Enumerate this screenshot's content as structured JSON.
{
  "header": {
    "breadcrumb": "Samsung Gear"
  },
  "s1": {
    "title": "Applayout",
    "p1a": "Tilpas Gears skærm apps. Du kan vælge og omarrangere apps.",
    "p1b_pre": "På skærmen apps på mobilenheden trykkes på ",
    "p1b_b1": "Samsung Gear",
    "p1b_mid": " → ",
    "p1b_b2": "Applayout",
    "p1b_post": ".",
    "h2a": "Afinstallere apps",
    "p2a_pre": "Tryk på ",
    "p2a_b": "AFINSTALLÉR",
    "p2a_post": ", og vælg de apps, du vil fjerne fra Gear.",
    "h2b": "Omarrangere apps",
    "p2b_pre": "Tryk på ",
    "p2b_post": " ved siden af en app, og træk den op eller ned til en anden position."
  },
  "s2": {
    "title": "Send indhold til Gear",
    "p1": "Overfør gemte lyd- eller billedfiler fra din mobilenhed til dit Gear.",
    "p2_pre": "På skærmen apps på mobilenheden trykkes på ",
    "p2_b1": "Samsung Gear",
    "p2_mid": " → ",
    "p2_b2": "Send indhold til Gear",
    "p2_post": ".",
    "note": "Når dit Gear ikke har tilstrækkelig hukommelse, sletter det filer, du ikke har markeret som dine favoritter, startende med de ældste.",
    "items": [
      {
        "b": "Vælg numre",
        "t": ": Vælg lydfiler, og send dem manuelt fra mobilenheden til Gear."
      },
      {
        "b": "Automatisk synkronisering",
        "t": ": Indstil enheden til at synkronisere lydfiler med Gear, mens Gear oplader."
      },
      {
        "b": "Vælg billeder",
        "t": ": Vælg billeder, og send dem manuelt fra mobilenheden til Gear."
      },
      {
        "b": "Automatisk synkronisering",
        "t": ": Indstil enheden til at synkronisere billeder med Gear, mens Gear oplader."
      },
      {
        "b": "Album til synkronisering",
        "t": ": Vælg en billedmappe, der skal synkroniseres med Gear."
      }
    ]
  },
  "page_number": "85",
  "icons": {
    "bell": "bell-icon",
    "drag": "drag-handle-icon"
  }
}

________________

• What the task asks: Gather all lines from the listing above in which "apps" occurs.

• Solution:
    "p1a": "Tilpas Gears skærm apps. Du kan vælge og omarrangere apps.",
    "p1b_pre": "På skærmen apps på mobilenheden trykkes på ",
    "h2a": "Afinstallere apps",
    "p2a_post": ", og vælg de apps, du vil fjerne fra Gear.",
    "h2b": "Omarrangere apps",
    "p2_pre": "På skærmen apps på mobilenheden trykkes på ",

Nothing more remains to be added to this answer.